This is a game changer! It provides a single ingest strategy that can support both production and archive migrations within the same workflow; the infrastructure will expand and contract to match the processing needs required to create standardized assets and descriptive metadata. Most content owners will tell you that due to the varying state of metadata assets on-premise, they struggle to find what they are looking for in a timely manner. This is also true for content stored in LTO Robots and MAM systems. As employees turn over, often times the understanding of where to find valuable assets in the archive is lost. By adding machine learning metadata to each video asset, the minimum bar for search and discovery is raised substantially. This provides a means for customers to finally address metadata atrophy in their process and provides a sustainable means to improve management of content. The result of a serverless ingest framework like Media2Cloud provides customers with standardized proxies and metadata and a storage policy that protects masters in cost effective glacier storage. Customers and AWS technology partners can leverage this framework as a baseline setup and modify it to support several other ingest requirements; the framework is designed to speed up time to ingest.
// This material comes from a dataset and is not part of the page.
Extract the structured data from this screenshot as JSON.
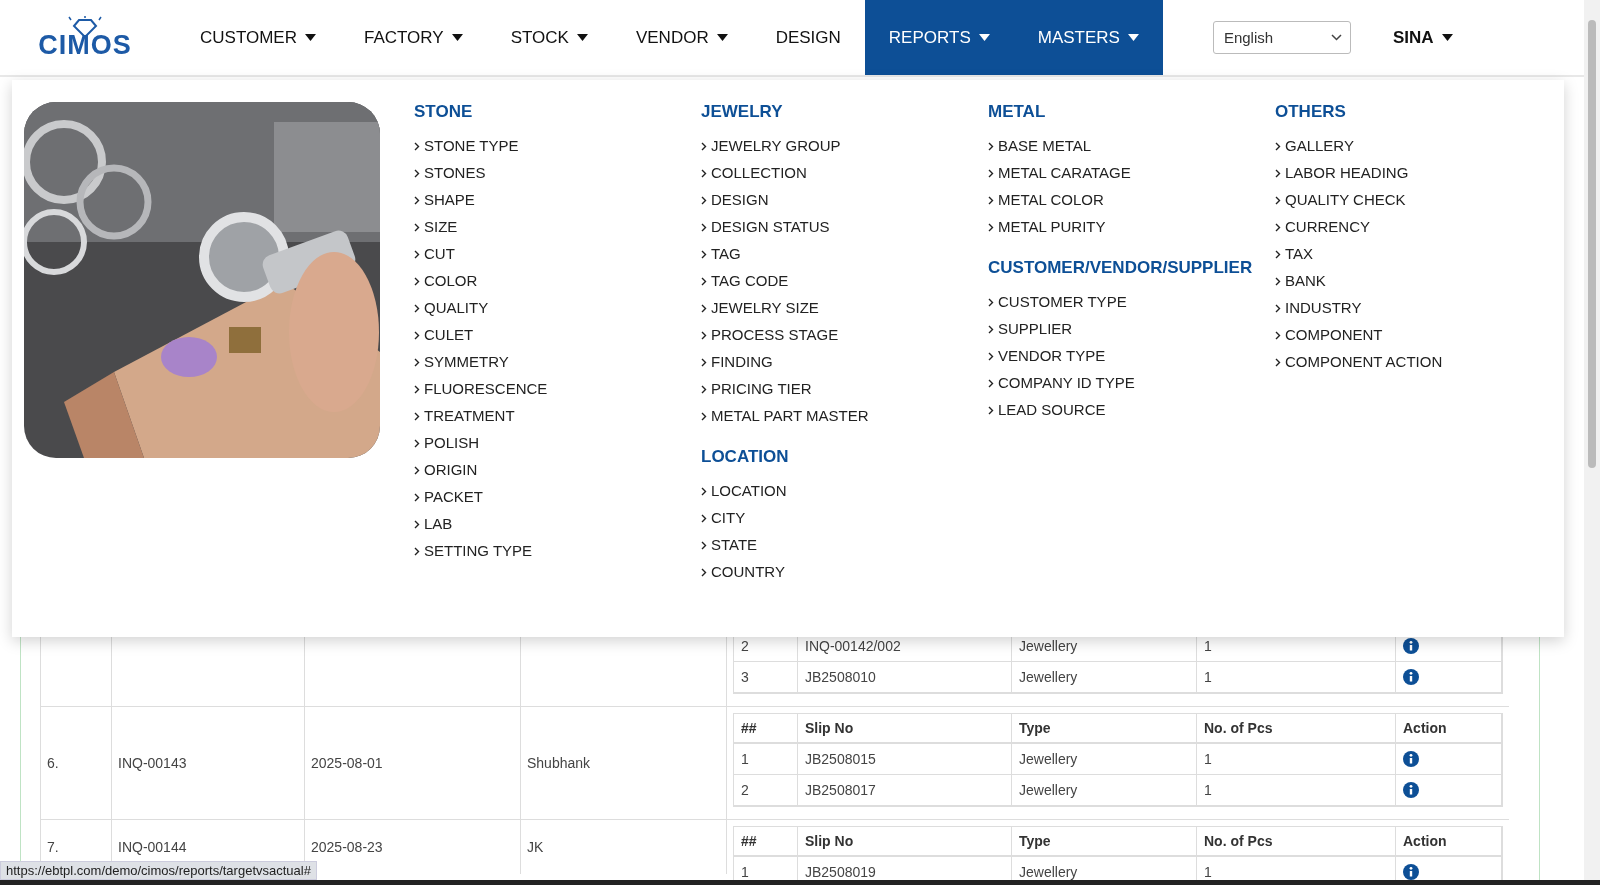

Another important point: the content owner truly has control of their content! The assets and metadata are published in a manner that removes proprietary formatting. The point here is that this process can be managed within the customer’s AWS storage. The structure of the content lake creates an ideal environment for maintaining structured metadata, storage and access policies, and automated maintenance; all these factors result in reduced complexity and manual intervention. Customers can focus on higher business challenges such as greater content utility by improving the user experience and media tools that access the content. Customers can provide access to one or more MAM technology providers to empower different use-cases. This enables customers to choose to their MAM partners based on their ability to enable their content driven strategy.